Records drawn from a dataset
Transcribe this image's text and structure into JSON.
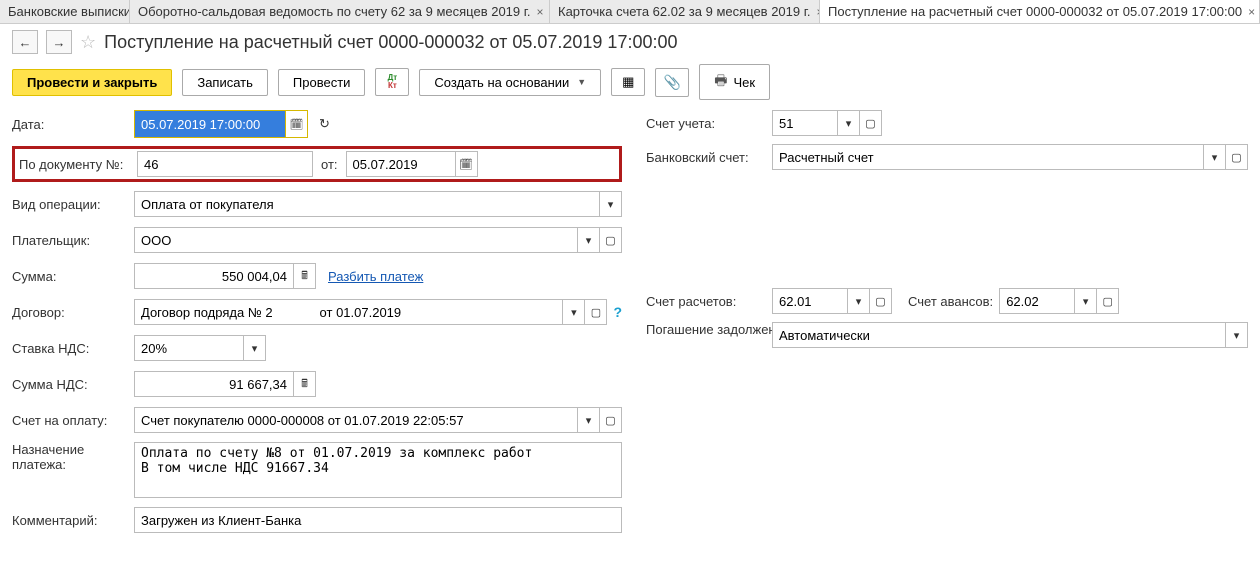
{
  "tabs": [
    {
      "label": "Банковские выписки"
    },
    {
      "label": "Оборотно-сальдовая ведомость по счету 62 за 9 месяцев 2019 г."
    },
    {
      "label": "Карточка счета 62.02 за 9 месяцев 2019 г."
    },
    {
      "label": "Поступление на расчетный счет 0000-000032 от 05.07.2019 17:00:00"
    }
  ],
  "title": "Поступление на расчетный счет 0000-000032 от 05.07.2019 17:00:00",
  "toolbar": {
    "post_close": "Провести и закрыть",
    "save": "Записать",
    "post": "Провести",
    "create_based": "Создать на основании",
    "cheque": "Чек"
  },
  "labels": {
    "date": "Дата:",
    "doc_no": "По документу №:",
    "from": "от:",
    "op_type": "Вид операции:",
    "payer": "Плательщик:",
    "sum": "Сумма:",
    "split": "Разбить платеж",
    "contract": "Договор:",
    "vat_rate": "Ставка НДС:",
    "vat_sum": "Сумма НДС:",
    "invoice": "Счет на оплату:",
    "purpose": "Назначение платежа:",
    "comment": "Комментарий:",
    "account": "Счет учета:",
    "bank_acc": "Банковский счет:",
    "settlement_acc": "Счет расчетов:",
    "advance_acc": "Счет авансов:",
    "debt_repay": "Погашение задолженности:"
  },
  "values": {
    "date": "05.07.2019 17:00:00",
    "doc_no": "46",
    "doc_date": "05.07.2019",
    "op_type": "Оплата от покупателя",
    "payer": "ООО",
    "sum": "550 004,04",
    "contract": "Договор подряда № 2             от 01.07.2019",
    "vat_rate": "20%",
    "vat_sum": "91 667,34",
    "invoice": "Счет покупателю 0000-000008 от 01.07.2019 22:05:57",
    "purpose": "Оплата по счету №8 от 01.07.2019 за комплекс работ\nВ том числе НДС 91667.34",
    "comment": "Загружен из Клиент-Банка",
    "account": "51",
    "bank_acc": "Расчетный счет",
    "settlement_acc": "62.01",
    "advance_acc": "62.02",
    "debt_repay": "Автоматически"
  }
}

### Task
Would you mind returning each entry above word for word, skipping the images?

### Task result
Transcribe this image's text and structure into JSON.
{
  "tabs": [
    {
      "label": "Банковские выписки"
    },
    {
      "label": "Оборотно-сальдовая ведомость по счету 62 за 9 месяцев 2019 г."
    },
    {
      "label": "Карточка счета 62.02 за 9 месяцев 2019 г."
    },
    {
      "label": "Поступление на расчетный счет 0000-000032 от 05.07.2019 17:00:00"
    }
  ],
  "title": "Поступление на расчетный счет 0000-000032 от 05.07.2019 17:00:00",
  "toolbar": {
    "post_close": "Провести и закрыть",
    "save": "Записать",
    "post": "Провести",
    "create_based": "Создать на основании",
    "cheque": "Чек"
  },
  "labels": {
    "date": "Дата:",
    "doc_no": "По документу №:",
    "from": "от:",
    "op_type": "Вид операции:",
    "payer": "Плательщик:",
    "sum": "Сумма:",
    "split": "Разбить платеж",
    "contract": "Договор:",
    "vat_rate": "Ставка НДС:",
    "vat_sum": "Сумма НДС:",
    "invoice": "Счет на оплату:",
    "purpose": "Назначение платежа:",
    "comment": "Комментарий:",
    "account": "Счет учета:",
    "bank_acc": "Банковский счет:",
    "settlement_acc": "Счет расчетов:",
    "advance_acc": "Счет авансов:",
    "debt_repay": "Погашение задолженности:"
  },
  "values": {
    "date": "05.07.2019 17:00:00",
    "doc_no": "46",
    "doc_date": "05.07.2019",
    "op_type": "Оплата от покупателя",
    "payer": "ООО",
    "sum": "550 004,04",
    "contract": "Договор подряда № 2             от 01.07.2019",
    "vat_rate": "20%",
    "vat_sum": "91 667,34",
    "invoice": "Счет покупателю 0000-000008 от 01.07.2019 22:05:57",
    "purpose": "Оплата по счету №8 от 01.07.2019 за комплекс работ\nВ том числе НДС 91667.34",
    "comment": "Загружен из Клиент-Банка",
    "account": "51",
    "bank_acc": "Расчетный счет",
    "settlement_acc": "62.01",
    "advance_acc": "62.02",
    "debt_repay": "Автоматически"
  }
}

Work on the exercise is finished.